St Andrews influence for Sewanee


St Andrews influence for Sewanee
Sean Dudley

Architect Gil Hanse expects to finish the renovation of the nine hole Sewanee course at the University of the South in Chattanooga, Tennessee, by October.

The Sewanee course was built in 1915 by then university vice-chancellor Albion Knight, making it perhaps the oldest college course in the US, as well as surely the only one designed by an Episcopalian bishop!

“We're blowing up all nine holes as far as the features are concerned, but the routing will remain intact,” Hanse told the Chattanooga Times Free Press. “We've stretched and pulled a few holes and added a few bunkers, so it will be more challenging and visually more interesting.”

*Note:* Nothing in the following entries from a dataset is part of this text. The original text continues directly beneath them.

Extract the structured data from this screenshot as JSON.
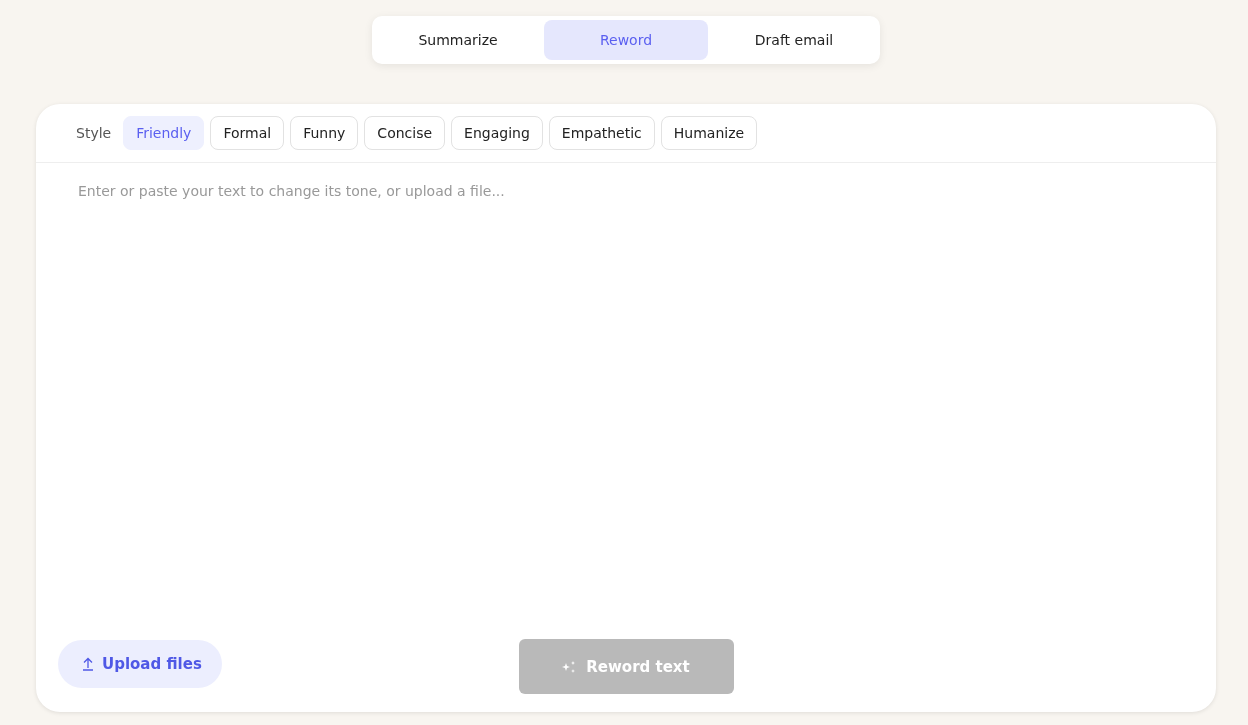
{
  "mode_tabs": [
    {
      "label": "Summarize",
      "selected": false
    },
    {
      "label": "Reword",
      "selected": true
    },
    {
      "label": "Draft email",
      "selected": false
    }
  ],
  "style_label": "Style",
  "styles": [
    {
      "label": "Friendly",
      "selected": true
    },
    {
      "label": "Formal",
      "selected": false
    },
    {
      "label": "Funny",
      "selected": false
    },
    {
      "label": "Concise",
      "selected": false
    },
    {
      "label": "Engaging",
      "selected": false
    },
    {
      "label": "Empathetic",
      "selected": false
    },
    {
      "label": "Humanize",
      "selected": false
    }
  ],
  "input": {
    "placeholder": "Enter or paste your text to change its tone, or upload a file..."
  },
  "upload_button": {
    "label": "Upload files"
  },
  "submit_button": {
    "label": "Reword text",
    "disabled": true
  }
}
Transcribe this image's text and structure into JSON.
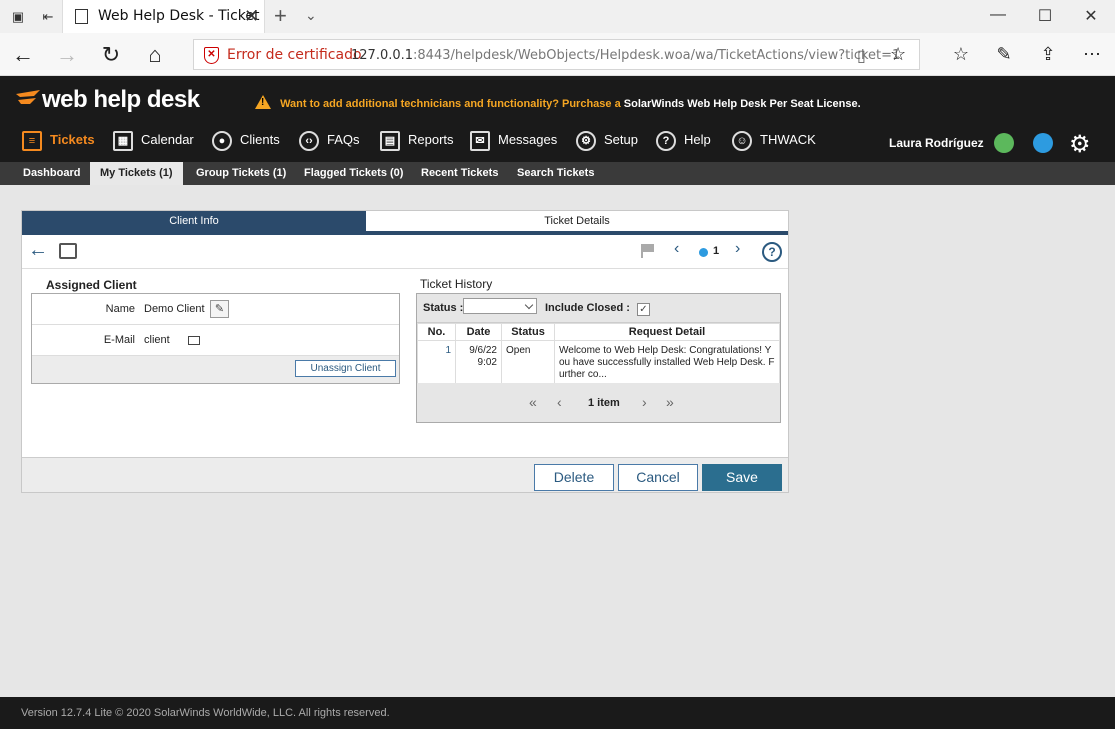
{
  "browser": {
    "tab_title": "Web Help Desk - Ticket",
    "cert_warning": "Error de certificado",
    "url_host": "127.0.0.1",
    "url_rest": ":8443/helpdesk/WebObjects/Helpdesk.woa/wa/TicketActions/view?ticket=1"
  },
  "app": {
    "logo": "web help desk",
    "promo_prefix": "Want to add additional technicians and functionality? Purchase a ",
    "promo_suffix": "SolarWinds Web Help Desk Per Seat License.",
    "nav": [
      "Tickets",
      "Calendar",
      "Clients",
      "FAQs",
      "Reports",
      "Messages",
      "Setup",
      "Help",
      "THWACK"
    ],
    "user_name": "Laura Rodríguez",
    "subnav": [
      "Dashboard",
      "My Tickets (1)",
      "Group Tickets (1)",
      "Flagged Tickets (0)",
      "Recent Tickets",
      "Search Tickets"
    ],
    "brand_color": "#f58a1f",
    "accent_color": "#2b4a6b"
  },
  "ticket": {
    "tabs": [
      "Client Info",
      "Ticket Details"
    ],
    "pager_current": "1",
    "assigned_client_title": "Assigned Client",
    "name_label": "Name",
    "name_value": "Demo Client",
    "email_label": "E-Mail",
    "email_value": "client",
    "unassign_label": "Unassign Client",
    "history_title": "Ticket History",
    "status_label": "Status :",
    "include_closed_label": "Include Closed :",
    "history_columns": [
      "No.",
      "Date",
      "Status",
      "Request Detail"
    ],
    "history_rows": [
      {
        "no": "1",
        "date_line1": "9/6/22",
        "date_line2": "9:02",
        "status": "Open",
        "detail": "Welcome to Web Help Desk: Congratulations! You have successfully installed Web Help Desk. Further co..."
      }
    ],
    "history_count": "1 item",
    "actions": [
      "Delete",
      "Cancel",
      "Save"
    ]
  },
  "footer": {
    "text": "Version 12.7.4 Lite © 2020 SolarWinds WorldWide, LLC. All rights reserved."
  }
}
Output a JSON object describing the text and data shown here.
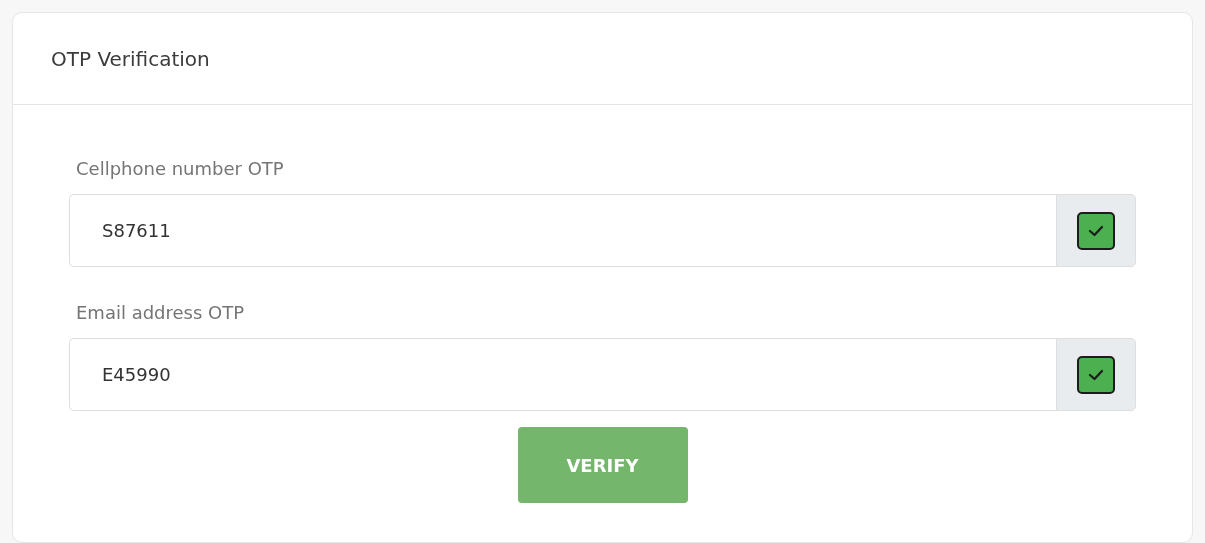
{
  "card": {
    "title": "OTP Verification"
  },
  "fields": [
    {
      "label": "Cellphone number OTP",
      "value": "S87611",
      "checked": true
    },
    {
      "label": "Email address OTP",
      "value": "E45990",
      "checked": true
    }
  ],
  "button": {
    "label": "VERIFY"
  }
}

A new single line irrigation system is part of the project, which aims to incorporate environmentally sustainable features in the course, preserving the ecosystem of the Cumberland Plateau, where it is located. Hanse's changes to the course include rebuilding the first in the style of St Andrews' famous Road hole, while the architect says the par three fourth, known as 'Infinity' could be one of the most visually stunning short holes in golf, with the green located right on the edge of a bluff.

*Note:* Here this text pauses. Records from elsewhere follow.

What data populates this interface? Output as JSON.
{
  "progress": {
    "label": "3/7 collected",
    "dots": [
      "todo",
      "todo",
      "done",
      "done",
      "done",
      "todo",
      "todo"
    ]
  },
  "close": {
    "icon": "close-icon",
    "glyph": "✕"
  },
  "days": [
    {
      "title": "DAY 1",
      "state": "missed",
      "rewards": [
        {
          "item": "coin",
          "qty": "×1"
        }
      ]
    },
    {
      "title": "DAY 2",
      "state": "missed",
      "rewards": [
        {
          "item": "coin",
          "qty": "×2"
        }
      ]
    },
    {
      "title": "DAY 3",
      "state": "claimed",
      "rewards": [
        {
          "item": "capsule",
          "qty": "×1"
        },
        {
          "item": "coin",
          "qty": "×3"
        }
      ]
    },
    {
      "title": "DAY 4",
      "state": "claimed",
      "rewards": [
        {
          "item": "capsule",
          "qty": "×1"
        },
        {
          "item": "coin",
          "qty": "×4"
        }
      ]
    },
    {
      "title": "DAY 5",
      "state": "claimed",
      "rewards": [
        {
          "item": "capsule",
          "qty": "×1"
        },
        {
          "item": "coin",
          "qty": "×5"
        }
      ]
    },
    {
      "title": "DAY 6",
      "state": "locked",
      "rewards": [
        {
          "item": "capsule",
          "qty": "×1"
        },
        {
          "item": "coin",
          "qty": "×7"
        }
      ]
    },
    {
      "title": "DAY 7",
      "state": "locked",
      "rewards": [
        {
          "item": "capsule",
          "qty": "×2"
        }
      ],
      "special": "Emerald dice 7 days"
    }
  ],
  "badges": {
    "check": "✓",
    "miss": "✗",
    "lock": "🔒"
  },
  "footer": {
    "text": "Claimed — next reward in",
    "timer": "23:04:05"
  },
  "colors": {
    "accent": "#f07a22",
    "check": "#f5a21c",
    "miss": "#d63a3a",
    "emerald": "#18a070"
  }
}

Other Scottish-influenced features include the second hole, patterned after Prestwick's Alps, a version of the Valley of Sin in front of the eighth green, and a central bunker complex – but here a Bishop's rather than a Principal's Nose – on the home hole. Hanse is also building a Himalayas-style putting green for college golfers and guests to use for practice.